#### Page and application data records
§ §

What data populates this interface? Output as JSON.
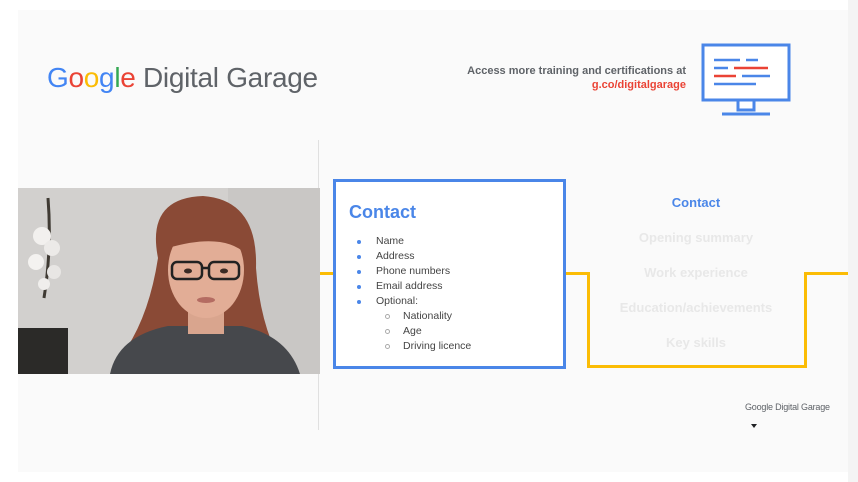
{
  "brand": {
    "logo_g1": "G",
    "logo_o1": "o",
    "logo_o2": "o",
    "logo_g2": "g",
    "logo_l": "l",
    "logo_e": "e",
    "name_rest": " Digital Garage"
  },
  "header": {
    "access_text": "Access more training and certifications at",
    "access_url": "g.co/digitalgarage"
  },
  "contact_card": {
    "title": "Contact",
    "items": [
      "Name",
      "Address",
      "Phone numbers",
      "Email address",
      "Optional:"
    ],
    "optional_items": [
      "Nationality",
      "Age",
      "Driving licence"
    ]
  },
  "cv_sections": {
    "items": [
      "Contact",
      "Opening summary",
      "Work experience",
      "Education/achievements",
      "Key skills"
    ],
    "active": "Contact"
  },
  "footer": {
    "small_brand": "Google Digital Garage"
  },
  "colors": {
    "google_blue": "#4285F4",
    "google_red": "#EA4335",
    "google_yellow": "#FBBC05",
    "google_green": "#34A853",
    "accent_blue": "#4a86e8",
    "timeline_yellow": "#FBBC05"
  },
  "icons": {
    "monitor": "computer-monitor-icon",
    "cursor": "mouse-cursor-icon"
  }
}
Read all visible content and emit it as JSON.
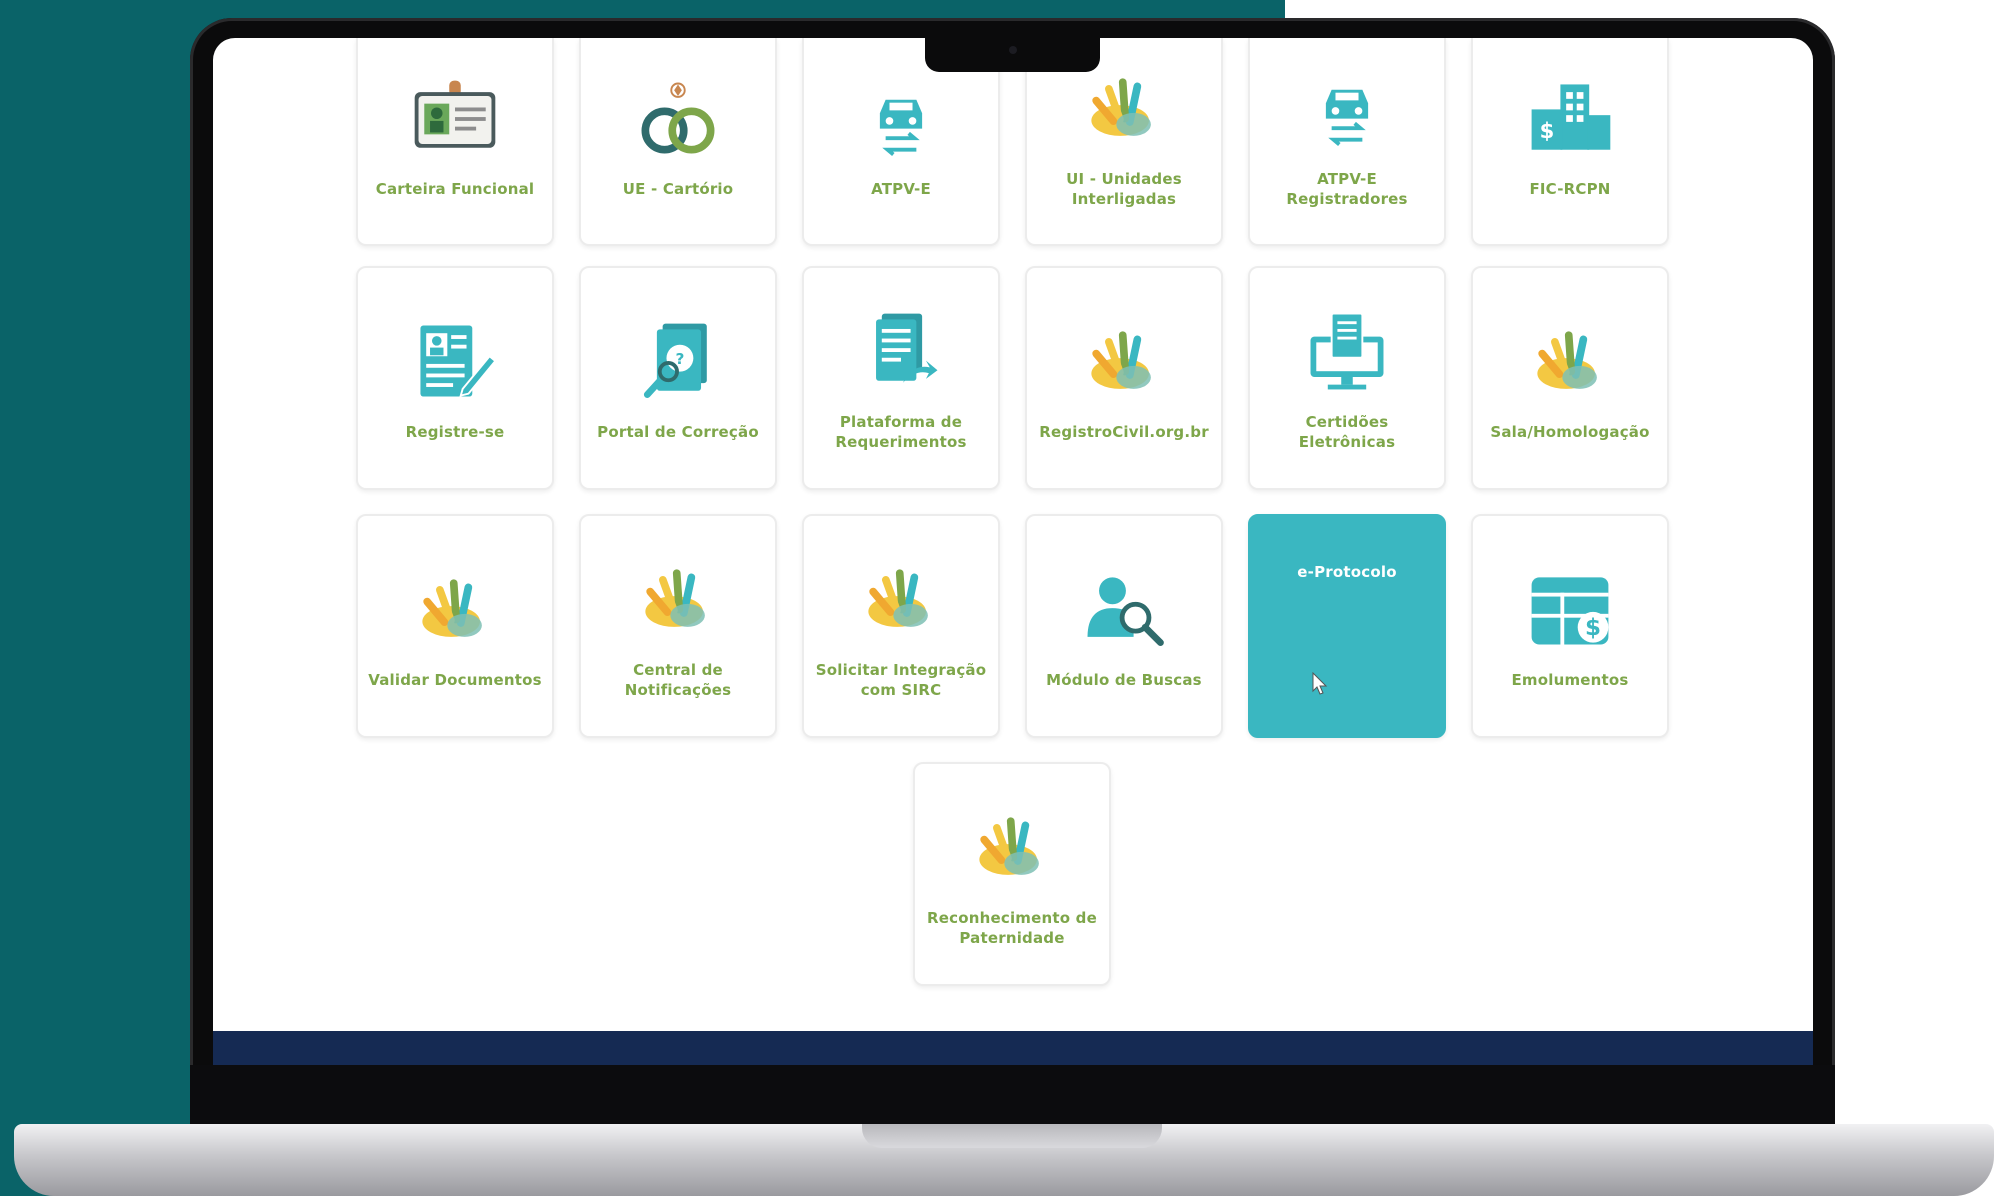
{
  "tiles": [
    {
      "id": "carteira-funcional",
      "label": "Carteira Funcional",
      "icon": "id-badge-icon"
    },
    {
      "id": "ue-cartorio",
      "label": "UE - Cartório",
      "icon": "rings-icon"
    },
    {
      "id": "atpv-e",
      "label": "ATPV-E",
      "icon": "car-transfer-icon"
    },
    {
      "id": "ui-unidades",
      "label": "UI - Unidades Interligadas",
      "icon": "hands-logo-icon"
    },
    {
      "id": "atpv-e-registradores",
      "label": "ATPV-E Registradores",
      "icon": "car-transfer-icon"
    },
    {
      "id": "fic-rcpn",
      "label": "FIC-RCPN",
      "icon": "bank-building-icon"
    },
    {
      "id": "registre-se",
      "label": "Registre-se",
      "icon": "id-form-pen-icon"
    },
    {
      "id": "portal-correcao",
      "label": "Portal de Correção",
      "icon": "document-search-icon"
    },
    {
      "id": "plataforma-requerimentos",
      "label": "Plataforma de Requerimentos",
      "icon": "document-send-icon"
    },
    {
      "id": "registrocivil",
      "label": "RegistroCivil.org.br",
      "icon": "hands-logo-icon"
    },
    {
      "id": "certidoes-eletronicas",
      "label": "Certidões Eletrônicas",
      "icon": "computer-document-icon"
    },
    {
      "id": "sala-homologacao",
      "label": "Sala/Homologação",
      "icon": "hands-logo-icon"
    },
    {
      "id": "validar-documentos",
      "label": "Validar Documentos",
      "icon": "hands-logo-icon"
    },
    {
      "id": "central-notificacoes",
      "label": "Central de Notificações",
      "icon": "hands-logo-icon"
    },
    {
      "id": "solicitar-integracao",
      "label": "Solicitar Integração com SIRC",
      "icon": "hands-logo-icon"
    },
    {
      "id": "modulo-buscas",
      "label": "Módulo de Buscas",
      "icon": "user-search-icon"
    },
    {
      "id": "e-protocolo",
      "label": "e-Protocolo",
      "icon": "none",
      "active": true
    },
    {
      "id": "emolumentos",
      "label": "Emolumentos",
      "icon": "table-dollar-icon"
    },
    {
      "id": "reconhecimento-paternidade",
      "label": "Reconhecimento de Paternidade",
      "icon": "hands-logo-icon"
    }
  ],
  "colors": {
    "accent": "#3ab7c1",
    "label": "#7ea64a",
    "footer": "#152a53",
    "backdrop": "#0a6368"
  }
}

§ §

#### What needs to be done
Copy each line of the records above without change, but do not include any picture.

#### Output below
What data populates this interface? Output as JSON.
{
  "brand": {
    "logo_g1": "G",
    "logo_o1": "o",
    "logo_o2": "o",
    "logo_g2": "g",
    "logo_l": "l",
    "logo_e": "e",
    "name_rest": " Digital Garage"
  },
  "header": {
    "access_text": "Access more training and certifications at",
    "access_url": "g.co/digitalgarage"
  },
  "contact_card": {
    "title": "Contact",
    "items": [
      "Name",
      "Address",
      "Phone numbers",
      "Email address",
      "Optional:"
    ],
    "optional_items": [
      "Nationality",
      "Age",
      "Driving licence"
    ]
  },
  "cv_sections": {
    "items": [
      "Contact",
      "Opening summary",
      "Work experience",
      "Education/achievements",
      "Key skills"
    ],
    "active": "Contact"
  },
  "footer": {
    "small_brand": "Google Digital Garage"
  },
  "colors": {
    "google_blue": "#4285F4",
    "google_red": "#EA4335",
    "google_yellow": "#FBBC05",
    "google_green": "#34A853",
    "accent_blue": "#4a86e8",
    "timeline_yellow": "#FBBC05"
  },
  "icons": {
    "monitor": "computer-monitor-icon",
    "cursor": "mouse-cursor-icon"
  }
}
Read all visible content and emit it as JSON.
{
  "tiles": [
    {
      "id": "carteira-funcional",
      "label": "Carteira Funcional",
      "icon": "id-badge-icon"
    },
    {
      "id": "ue-cartorio",
      "label": "UE - Cartório",
      "icon": "rings-icon"
    },
    {
      "id": "atpv-e",
      "label": "ATPV-E",
      "icon": "car-transfer-icon"
    },
    {
      "id": "ui-unidades",
      "label": "UI - Unidades Interligadas",
      "icon": "hands-logo-icon"
    },
    {
      "id": "atpv-e-registradores",
      "label": "ATPV-E Registradores",
      "icon": "car-transfer-icon"
    },
    {
      "id": "fic-rcpn",
      "label": "FIC-RCPN",
      "icon": "bank-building-icon"
    },
    {
      "id": "registre-se",
      "label": "Registre-se",
      "icon": "id-form-pen-icon"
    },
    {
      "id": "portal-correcao",
      "label": "Portal de Correção",
      "icon": "document-search-icon"
    },
    {
      "id": "plataforma-requerimentos",
      "label": "Plataforma de Requerimentos",
      "icon": "document-send-icon"
    },
    {
      "id": "registrocivil",
      "label": "RegistroCivil.org.br",
      "icon": "hands-logo-icon"
    },
    {
      "id": "certidoes-eletronicas",
      "label": "Certidões Eletrônicas",
      "icon": "computer-document-icon"
    },
    {
      "id": "sala-homologacao",
      "label": "Sala/Homologação",
      "icon": "hands-logo-icon"
    },
    {
      "id": "validar-documentos",
      "label": "Validar Documentos",
      "icon": "hands-logo-icon"
    },
    {
      "id": "central-notificacoes",
      "label": "Central de Notificações",
      "icon": "hands-logo-icon"
    },
    {
      "id": "solicitar-integracao",
      "label": "Solicitar Integração com SIRC",
      "icon": "hands-logo-icon"
    },
    {
      "id": "modulo-buscas",
      "label": "Módulo de Buscas",
      "icon": "user-search-icon"
    },
    {
      "id": "e-protocolo",
      "label": "e-Protocolo",
      "icon": "none",
      "active": true
    },
    {
      "id": "emolumentos",
      "label": "Emolumentos",
      "icon": "table-dollar-icon"
    },
    {
      "id": "reconhecimento-paternidade",
      "label": "Reconhecimento de Paternidade",
      "icon": "hands-logo-icon"
    }
  ],
  "colors": {
    "accent": "#3ab7c1",
    "label": "#7ea64a",
    "footer": "#152a53",
    "backdrop": "#0a6368"
  }
}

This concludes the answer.